Prompt: In the data below, which lines contain "Dodavatelé"? List them by copying each one.

Excerpted data:
++++++
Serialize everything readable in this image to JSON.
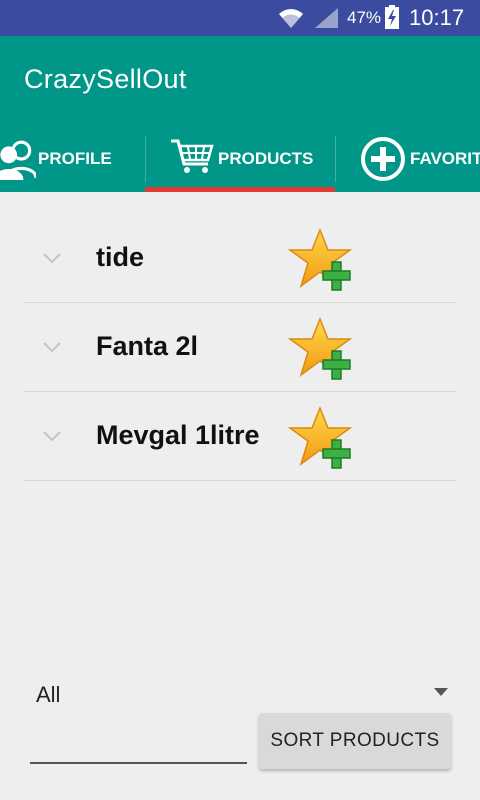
{
  "status_bar": {
    "battery": "47%",
    "time": "10:17"
  },
  "app": {
    "title": "CrazySellOut"
  },
  "tabs": [
    {
      "label": "PROFILE",
      "icon": "people-icon"
    },
    {
      "label": "PRODUCTS",
      "icon": "shopping-cart-icon",
      "selected": true
    },
    {
      "label": "FAVORITES",
      "icon": "add-circle-icon"
    }
  ],
  "products": [
    {
      "name": "tide"
    },
    {
      "name": "Fanta 2l"
    },
    {
      "name": "Mevgal 1litre"
    }
  ],
  "filter": {
    "selected": "All"
  },
  "search": {
    "value": "",
    "placeholder": ""
  },
  "sort_button": {
    "label": "SORT PRODUCTS"
  },
  "colors": {
    "status_bar": "#3a4ba0",
    "app_bar": "#009688",
    "tab_indicator": "#e53935",
    "background": "#eeeeee"
  }
}
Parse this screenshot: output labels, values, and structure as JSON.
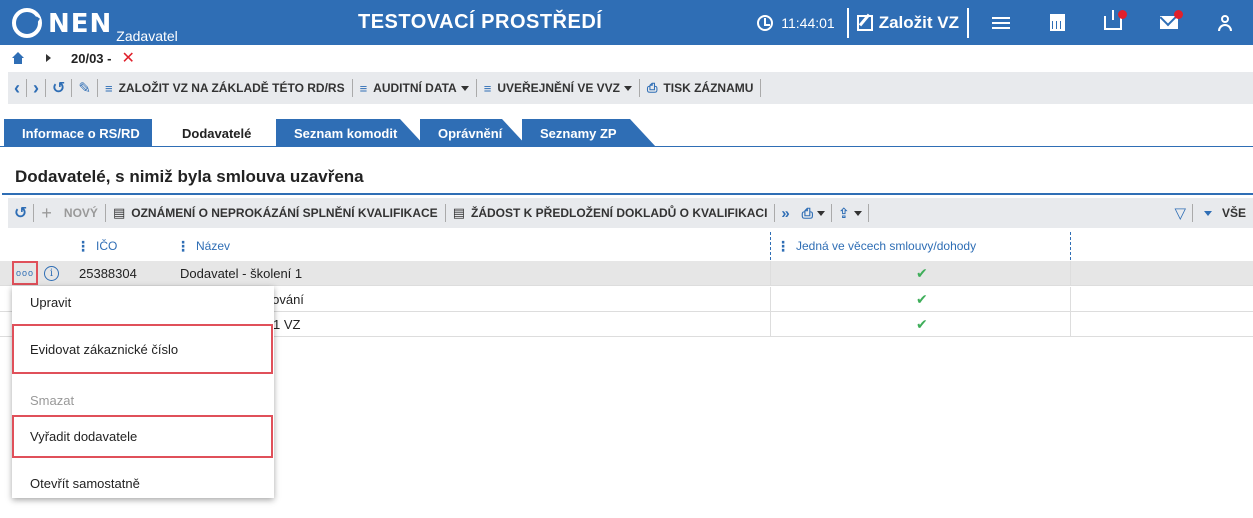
{
  "header": {
    "logo_text": "NEN",
    "logo_sub": "Zadavatel",
    "env_title": "TESTOVACÍ PROSTŘEDÍ",
    "time": "11:44:01",
    "create_label": "Založit VZ"
  },
  "breadcrumb": {
    "item": "20/03 -"
  },
  "actionbar": {
    "create_based": "ZALOŽIT VZ NA ZÁKLADĚ TÉTO RD/RS",
    "audit": "AUDITNÍ DATA",
    "publish": "UVEŘEJNĚNÍ VE VVZ",
    "print": "TISK ZÁZNAMU"
  },
  "tabs": [
    "Informace o RS/RD",
    "Dodavatelé",
    "Seznam komodit",
    "Oprávnění",
    "Seznamy ZP"
  ],
  "section": {
    "title": "Dodavatelé, s nimiž byla smlouva uzavřena"
  },
  "gridbar": {
    "new": "NOVÝ",
    "notice": "OZNÁMENÍ O NEPROKÁZÁNÍ SPLNĚNÍ KVALIFIKACE",
    "request": "ŽÁDOST K PŘEDLOŽENÍ DOKLADŮ O KVALIFIKACI",
    "all": "VŠE"
  },
  "table": {
    "columns": [
      "IČO",
      "Název",
      "Jedná ve věcech smlouvy/dohody"
    ],
    "rows": [
      {
        "ico": "25388304",
        "name": "Dodavatel - školení 1",
        "check": "✔"
      },
      {
        "ico": "",
        "name": "stování",
        "check": "✔"
      },
      {
        "ico": "",
        "name": "1 VZ",
        "check": "✔"
      }
    ]
  },
  "context_menu": {
    "edit": "Upravit",
    "register": "Evidovat zákaznické číslo",
    "delete": "Smazat",
    "remove": "Vyřadit dodavatele",
    "open": "Otevřít samostatně"
  }
}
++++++
Task answer:
    "Dodavatelé",
    "title": "Dodavatelé, s nimiž byla smlouva uzavřena"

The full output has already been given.